■ MATERIAL PROVIDED ■
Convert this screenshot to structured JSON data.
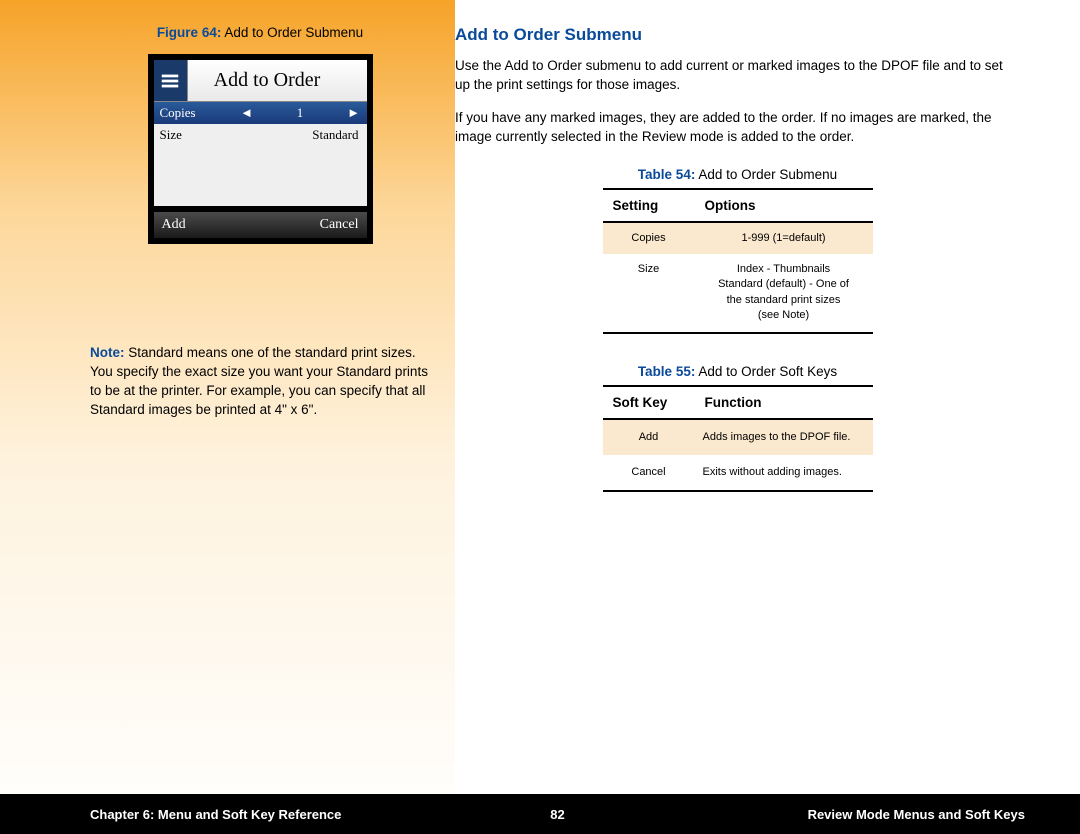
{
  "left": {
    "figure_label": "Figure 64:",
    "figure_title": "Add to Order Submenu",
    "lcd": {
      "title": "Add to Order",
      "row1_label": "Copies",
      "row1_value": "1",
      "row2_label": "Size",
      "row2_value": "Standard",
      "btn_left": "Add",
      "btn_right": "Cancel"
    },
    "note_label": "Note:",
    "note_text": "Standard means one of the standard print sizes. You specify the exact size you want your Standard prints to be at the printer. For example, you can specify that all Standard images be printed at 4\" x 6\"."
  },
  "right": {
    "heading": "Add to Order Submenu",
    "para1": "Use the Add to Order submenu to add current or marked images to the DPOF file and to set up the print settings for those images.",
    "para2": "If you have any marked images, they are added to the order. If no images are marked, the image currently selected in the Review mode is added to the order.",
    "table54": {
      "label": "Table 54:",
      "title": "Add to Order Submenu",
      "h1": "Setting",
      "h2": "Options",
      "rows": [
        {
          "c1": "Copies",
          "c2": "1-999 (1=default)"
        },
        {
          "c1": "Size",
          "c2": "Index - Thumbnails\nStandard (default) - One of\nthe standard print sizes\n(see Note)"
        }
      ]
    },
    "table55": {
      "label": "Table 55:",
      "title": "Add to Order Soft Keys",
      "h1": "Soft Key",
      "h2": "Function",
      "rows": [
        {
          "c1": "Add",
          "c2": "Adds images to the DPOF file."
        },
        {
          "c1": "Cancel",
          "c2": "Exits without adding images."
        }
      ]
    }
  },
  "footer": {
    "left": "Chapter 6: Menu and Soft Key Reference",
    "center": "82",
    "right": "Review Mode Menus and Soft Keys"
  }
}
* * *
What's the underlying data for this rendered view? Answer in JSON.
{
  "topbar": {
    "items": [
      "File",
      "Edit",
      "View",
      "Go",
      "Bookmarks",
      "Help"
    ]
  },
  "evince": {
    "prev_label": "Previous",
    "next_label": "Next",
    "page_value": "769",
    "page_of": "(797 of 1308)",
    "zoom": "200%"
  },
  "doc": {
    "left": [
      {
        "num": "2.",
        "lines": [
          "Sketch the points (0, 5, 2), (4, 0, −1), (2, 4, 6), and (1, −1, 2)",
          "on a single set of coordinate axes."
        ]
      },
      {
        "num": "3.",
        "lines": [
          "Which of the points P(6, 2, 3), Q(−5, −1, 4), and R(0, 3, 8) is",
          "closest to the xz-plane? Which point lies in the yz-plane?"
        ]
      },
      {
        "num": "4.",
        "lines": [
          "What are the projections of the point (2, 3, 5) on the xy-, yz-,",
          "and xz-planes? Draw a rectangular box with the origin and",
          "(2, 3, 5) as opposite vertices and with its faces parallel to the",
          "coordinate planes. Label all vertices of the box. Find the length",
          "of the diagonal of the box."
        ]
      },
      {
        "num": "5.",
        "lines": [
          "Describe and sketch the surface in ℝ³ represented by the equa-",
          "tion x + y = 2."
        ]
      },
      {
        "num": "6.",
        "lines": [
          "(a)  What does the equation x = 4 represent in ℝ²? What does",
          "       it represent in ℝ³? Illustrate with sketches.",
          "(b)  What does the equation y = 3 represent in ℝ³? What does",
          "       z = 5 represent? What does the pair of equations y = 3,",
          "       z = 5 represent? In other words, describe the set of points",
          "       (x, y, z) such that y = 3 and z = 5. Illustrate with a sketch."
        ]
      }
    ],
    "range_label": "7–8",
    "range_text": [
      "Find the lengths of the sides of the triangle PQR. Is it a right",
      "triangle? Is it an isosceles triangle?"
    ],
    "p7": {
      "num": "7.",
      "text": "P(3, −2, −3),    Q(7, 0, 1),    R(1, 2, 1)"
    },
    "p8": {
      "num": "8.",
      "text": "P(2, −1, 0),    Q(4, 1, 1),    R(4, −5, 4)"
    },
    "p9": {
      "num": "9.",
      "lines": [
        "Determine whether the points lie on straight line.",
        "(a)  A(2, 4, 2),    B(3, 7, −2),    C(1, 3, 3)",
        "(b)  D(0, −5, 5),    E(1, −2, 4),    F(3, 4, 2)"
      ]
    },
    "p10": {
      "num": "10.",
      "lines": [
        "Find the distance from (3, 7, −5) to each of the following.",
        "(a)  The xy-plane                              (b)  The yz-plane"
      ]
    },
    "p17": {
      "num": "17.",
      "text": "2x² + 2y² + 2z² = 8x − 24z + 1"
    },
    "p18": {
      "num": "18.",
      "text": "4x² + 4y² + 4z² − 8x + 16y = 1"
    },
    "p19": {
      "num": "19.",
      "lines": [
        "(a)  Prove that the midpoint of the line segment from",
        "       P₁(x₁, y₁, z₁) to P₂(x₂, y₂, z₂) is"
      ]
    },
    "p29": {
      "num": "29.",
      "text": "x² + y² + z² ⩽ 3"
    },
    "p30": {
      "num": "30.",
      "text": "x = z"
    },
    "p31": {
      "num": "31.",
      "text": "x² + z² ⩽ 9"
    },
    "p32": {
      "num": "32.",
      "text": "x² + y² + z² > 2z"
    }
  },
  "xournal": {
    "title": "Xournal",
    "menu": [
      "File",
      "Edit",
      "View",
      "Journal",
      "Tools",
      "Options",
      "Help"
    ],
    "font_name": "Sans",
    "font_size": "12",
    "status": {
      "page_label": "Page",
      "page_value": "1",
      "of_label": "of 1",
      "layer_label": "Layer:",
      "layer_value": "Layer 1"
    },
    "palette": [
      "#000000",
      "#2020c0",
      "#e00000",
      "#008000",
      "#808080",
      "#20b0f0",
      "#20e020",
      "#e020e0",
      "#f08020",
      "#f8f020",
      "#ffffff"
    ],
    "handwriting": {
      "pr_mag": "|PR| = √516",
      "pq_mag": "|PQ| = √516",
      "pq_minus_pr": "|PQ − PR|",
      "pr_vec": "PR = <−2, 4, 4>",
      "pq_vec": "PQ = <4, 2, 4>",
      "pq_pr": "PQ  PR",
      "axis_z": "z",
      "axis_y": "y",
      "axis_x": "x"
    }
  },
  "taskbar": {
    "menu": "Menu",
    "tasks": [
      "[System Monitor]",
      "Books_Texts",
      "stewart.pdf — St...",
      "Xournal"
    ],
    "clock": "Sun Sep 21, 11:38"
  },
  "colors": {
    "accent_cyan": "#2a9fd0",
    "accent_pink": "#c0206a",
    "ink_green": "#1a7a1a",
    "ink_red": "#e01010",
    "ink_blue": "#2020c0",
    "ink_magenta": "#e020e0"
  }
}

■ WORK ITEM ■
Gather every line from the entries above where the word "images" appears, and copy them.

■ ANSWER BELOW ■
    "note_text": "Standard means one of the standard print sizes. You specify the exact size you want your Standard prints to be at the printer. For example, you can specify that all Standard images be printed at 4\" x 6\"."
    "para1": "Use the Add to Order submenu to add current or marked images to the DPOF file and to set up the print settings for those images.",
    "para2": "If you have any marked images, they are added to the order. If no images are marked, the image currently selected in the Review mode is added to the order.",
          "c2": "Adds images to the DPOF file."
          "c2": "Exits without adding images."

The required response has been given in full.